Teach - Thought leaders share their expertise with the world, and one of the best ways to do that is to create an online course. Udemy is an online catalogue of classes where you can share your expertise with others. A lot of thought and careful planning goes into creating a course, but the most important thing is that you are specific about the title of your course and the learning objectives. Keep your lessons short and digestible and it will be easier to follow. If your course is successful, you’ll see your network grow. Start by offering your course for free to attract up viewers. Once your viewership grows, you can apply a price to the course, letting you make you money and generate business at the same time.
With so many recruiters in your field, you’ll have to make strides to differentiate yourself. Too often, recruiters get complacent and wait on dwindling referrals and repeat business. However, by being more proactive, you can get ahead of the competition and stand out as a recruiter with results and passion.
Ask for Referrals - Referrals are one of the most effective ways to get business. A potential client is four times more likely to use your services if they were referred by a friend. So why wait passively? One way you can increase referrals is by implementing a referral program. An effective referral program incentivizes past clients and candidates to take part with discounts or gifts. The other option is to ask for referrals directly. Many salespeople recommend doing this at the point of sale, and some recommend doing so after the project is through and you've proven your services. Either way, every successful recruiter relies on referrals. It's as easy as asking, "Do you know of anyone else who might be struggling with the same sorts of hiring problems?" Be proactive, ask for referrals, and you might see a sharp increase in your client-base.
Case Studies - Case studies are a tangible way to prove your effectiveness. A case study is an in-depth look at how you worked with and solved a client’s challenges. They are often used as sales collateral for potential clients in need of quantifiable results. A good case study tells the story of success while also pointing to numbers that confirm your effectiveness as a recruiter. Unfortunately, case studies require former clients to devote a decent chunk of time for an interview. Consider making a wrap-up interview a part of your process, or incentivize them with a discount on your services in exchange for a case study. You’ll more than make up for the lost revenue with new business in the future.
Generating new clients can take its toll on a recruiter, especially when previous successful development sources dry up. But taking the time to try different strategies can yield business you didn’t think was available.

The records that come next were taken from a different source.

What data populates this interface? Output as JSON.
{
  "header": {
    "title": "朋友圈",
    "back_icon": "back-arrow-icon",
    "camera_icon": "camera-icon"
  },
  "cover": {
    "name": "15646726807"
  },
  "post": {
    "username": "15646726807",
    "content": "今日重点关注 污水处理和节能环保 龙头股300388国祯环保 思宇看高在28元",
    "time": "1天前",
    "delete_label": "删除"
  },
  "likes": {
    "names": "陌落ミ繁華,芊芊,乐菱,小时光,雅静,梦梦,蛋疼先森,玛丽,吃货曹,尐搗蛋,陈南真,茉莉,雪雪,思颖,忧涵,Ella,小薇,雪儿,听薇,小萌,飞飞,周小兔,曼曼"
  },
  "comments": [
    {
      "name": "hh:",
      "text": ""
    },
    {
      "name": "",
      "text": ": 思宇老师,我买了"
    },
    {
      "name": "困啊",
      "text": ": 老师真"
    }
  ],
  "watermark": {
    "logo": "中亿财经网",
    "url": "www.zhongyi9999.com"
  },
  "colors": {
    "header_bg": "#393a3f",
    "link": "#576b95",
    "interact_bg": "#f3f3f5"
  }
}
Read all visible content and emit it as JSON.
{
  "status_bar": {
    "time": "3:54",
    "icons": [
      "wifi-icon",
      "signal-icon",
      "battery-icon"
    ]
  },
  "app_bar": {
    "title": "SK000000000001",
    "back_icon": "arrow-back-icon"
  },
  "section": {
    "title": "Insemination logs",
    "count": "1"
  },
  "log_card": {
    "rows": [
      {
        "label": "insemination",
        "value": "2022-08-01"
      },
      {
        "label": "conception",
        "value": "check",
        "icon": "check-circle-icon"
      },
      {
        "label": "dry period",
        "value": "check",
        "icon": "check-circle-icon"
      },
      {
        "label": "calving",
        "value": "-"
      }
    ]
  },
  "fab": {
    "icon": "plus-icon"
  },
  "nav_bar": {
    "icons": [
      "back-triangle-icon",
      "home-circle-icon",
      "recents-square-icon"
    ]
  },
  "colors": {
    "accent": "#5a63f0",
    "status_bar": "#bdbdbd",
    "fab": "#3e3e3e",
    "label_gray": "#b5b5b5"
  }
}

So go out on a limb and get out of your comfort zone—you might be surprised at the results.